But you, O Sovereign LORD, deal well with me for your name’s sake; out of the goodness of your love, deliver me (Psalm 109:21).
Here is a man who is under attack from rather unscrupulous persons. Those who attack him so bitterly are obviously not to be trusted. They are deceitful, he says. They are wicked. In other words, they are determined upon evil, and they are thoroughly unscrupulous; they do not care what they say or what they do. With lying tongues they are out to destroy.
Perhaps some of you have had this experience. Someone who has deliberately sought to slander you, to besmirch your character, or ruin your reputation, has unjustly accused you and you know just how this man felt. Furthermore, these people are wholly unjustified in this attack. He says they do this without a cause, at least as far as the psalmist David can see, and we take him to be an honest man. He sees absolutely no reason for their accusations. They are afflicting him, upsetting him, and attacking him without his having given them any reason to do so.
What shall he do? Well, what he does is beautiful. He commits the whole matter to the Lord in prayer. This closing prayer of the psalm is a marvelous picture of the right attitude, the right reaction, and the right way to handle this kind of a situation.
Notice that the first thing he does is to commit the cause to God. But you, O Sovereign LORD, deal well with me for your name’s sake. Here is a man who understands how life operates. He understands the truth behind the admonition of Scripture, both in the Old and New Testament, ‘It is mine to avenge; I will repay,’ says the Lord (Deuteronomy 32:35; Romans 12:19). Vengeance is mine! Don’t you try it; don’t you attempt it. Don’t try to ‘get even,’ because if you do, you’ll only make the matter worse. You will perpetuate a feud that may go on for years, even for centuries, destroying, wrecking, damaging others, and creating all kinds of difficulties both for them and for you. No, vengeance is mine, says the Lord. I am the only one who has the wisdom adequate to handle this kind of a problem. The psalmist recognizes that and commits the cause to God.

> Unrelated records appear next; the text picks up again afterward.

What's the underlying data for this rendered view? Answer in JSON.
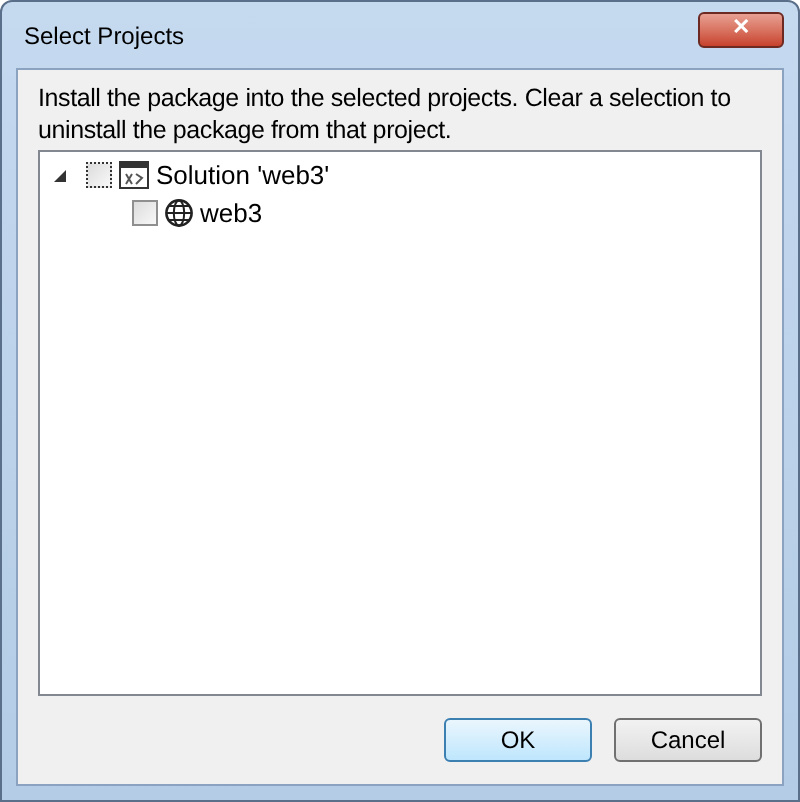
{
  "window": {
    "title": "Select Projects",
    "close": "✕"
  },
  "instructions": "Install the package into the selected projects. Clear a selection to uninstall the package from that project.",
  "tree": [
    {
      "label": "Solution 'web3'",
      "kind": "solution",
      "expanded": true,
      "checked": false,
      "focused": true,
      "children": [
        {
          "label": "web3",
          "kind": "project",
          "checked": false,
          "focused": false
        }
      ]
    }
  ],
  "buttons": [
    {
      "label": "OK",
      "default": true
    },
    {
      "label": "Cancel",
      "default": false
    }
  ]
}
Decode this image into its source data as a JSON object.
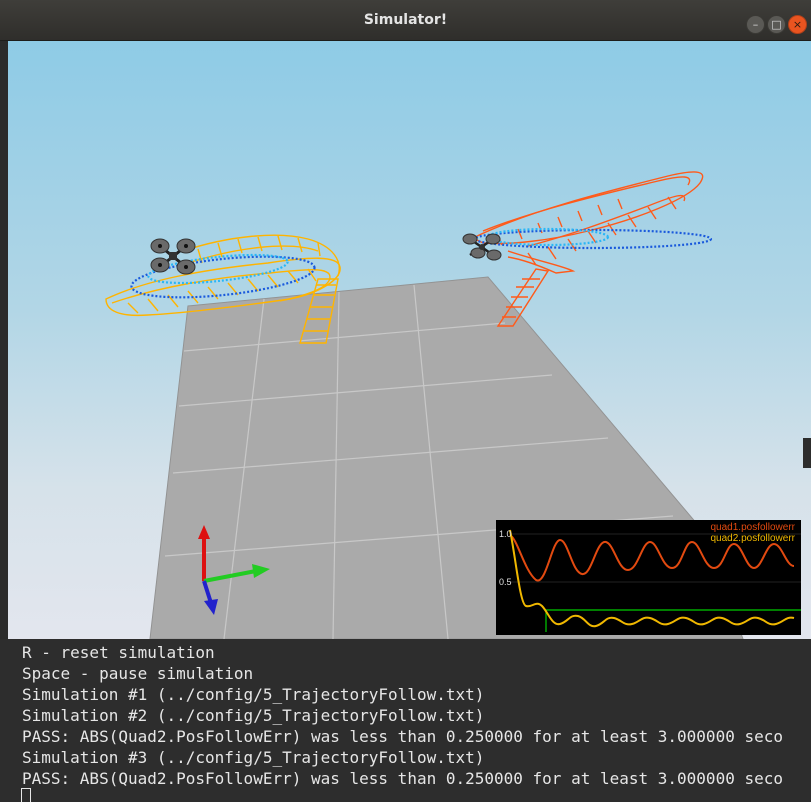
{
  "window": {
    "title": "Simulator!",
    "buttons": {
      "minimize": "–",
      "maximize": "□",
      "close": "×"
    }
  },
  "viewport": {
    "sky_top_color": "#8ecbe6",
    "floor_color": "#a9a9a9",
    "quad1_trail_color": "#ff5a1a",
    "quad2_trail_color": "#ffb400",
    "target_path_color": "#1a5adc",
    "axes": {
      "x_color": "#22cc22",
      "y_color": "#2222cc",
      "z_color": "#dd1111"
    }
  },
  "graph": {
    "legend": [
      "quad1.posfollowerr",
      "quad2.posfollowerr"
    ],
    "ticks": [
      "1.0",
      "0.5"
    ],
    "threshold_color": "#00cc00"
  },
  "terminal": {
    "lines": [
      "R - reset simulation",
      "Space - pause simulation",
      "Simulation #1 (../config/5_TrajectoryFollow.txt)",
      "Simulation #2 (../config/5_TrajectoryFollow.txt)",
      "PASS: ABS(Quad2.PosFollowErr) was less than 0.250000 for at least 3.000000 seco",
      "Simulation #3 (../config/5_TrajectoryFollow.txt)",
      "PASS: ABS(Quad2.PosFollowErr) was less than 0.250000 for at least 3.000000 seco"
    ]
  }
}
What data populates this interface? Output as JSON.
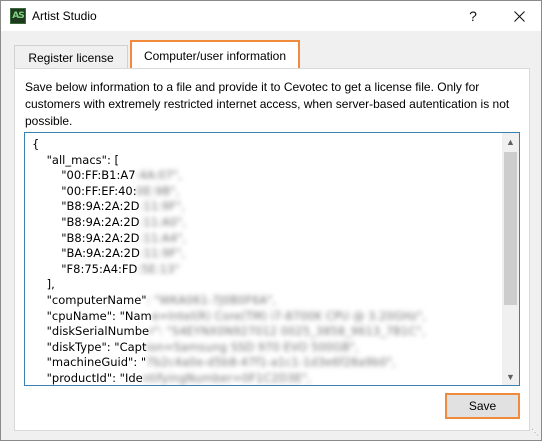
{
  "window": {
    "title": "Artist Studio",
    "app_icon_text": "AS",
    "help_label": "?"
  },
  "tabs": [
    {
      "label": "Register license",
      "active": false
    },
    {
      "label": "Computer/user information",
      "active": true
    }
  ],
  "panel": {
    "description": "Save below information to a file and provide it to Cevotec to get a license file. Only for customers with extremely restricted internet access, when server-based autentication is not possible.",
    "json_lines": [
      {
        "visible": "{",
        "hidden": ""
      },
      {
        "visible": "    \"all_macs\": [",
        "hidden": ""
      },
      {
        "visible": "        \"00:FF:B1:A7",
        "hidden": ":4A:07\","
      },
      {
        "visible": "        \"00:FF:EF:40:",
        "hidden": "0E:9B\","
      },
      {
        "visible": "        \"B8:9A:2A:2D",
        "hidden": ":11:9F\","
      },
      {
        "visible": "        \"B8:9A:2A:2D",
        "hidden": ":11:A0\","
      },
      {
        "visible": "        \"B8:9A:2A:2D",
        "hidden": ":11:A4\","
      },
      {
        "visible": "        \"BA:9A:2A:2D",
        "hidden": ":11:9F\","
      },
      {
        "visible": "        \"F8:75:A4:FD",
        "hidden": ":5E:13\""
      },
      {
        "visible": "    ],",
        "hidden": ""
      },
      {
        "visible": "    \"computerName\"",
        "hidden": ": \"WKA061-7J0B0F6A\","
      },
      {
        "visible": "    \"cpuName\": \"Nam",
        "hidden": "e=Intel(R) Core(TM) i7-8700K CPU @ 3.20GHz\","
      },
      {
        "visible": "    \"diskSerialNumbe",
        "hidden": "r\": \"S4EYNX0N927012 0025_3858_9613_7B1C\","
      },
      {
        "visible": "    \"diskType\": \"Capt",
        "hidden": "ion=Samsung SSD 970 EVO 500GB\","
      },
      {
        "visible": "    \"machineGuid\": \"",
        "hidden": "7b2c4a0e-d5b8-47f1-a1c1-1d3e6f28a9b0\","
      },
      {
        "visible": "    \"productId\": \"Ide",
        "hidden": "ntifyingNumber=0F1C2D3E\","
      }
    ],
    "save_label": "Save"
  }
}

But he also understands that God’s name is involved in all this. When God’s people are being persecuted, then God is also being persecuted. It is up to God to defend His name, not people. Recall that when Saul of Tarsus was converted on the Damascus road and the Lord Jesus appeared to Him that Saul cried out to Him and said, Lord, who are you? Jesus said, I am Jesus whom you are persecuting. Saul was persecuting the Christians, but when he was persecuting them, he was also persecuting the Lord. God is involved in His people’s trials. God is involved in what happens to His own. The psalmist, understanding this, commits the whole cause to God and says, God, you deal with it. It is Your problem. Your name is involved; you handle it on my behalf for Your name’s sake. Is that not a thoroughly Christian reaction?
Father, forgive me for striking back when I have been falsely accused. Help me to commit my cause to You, trusting that You know how to work these things out.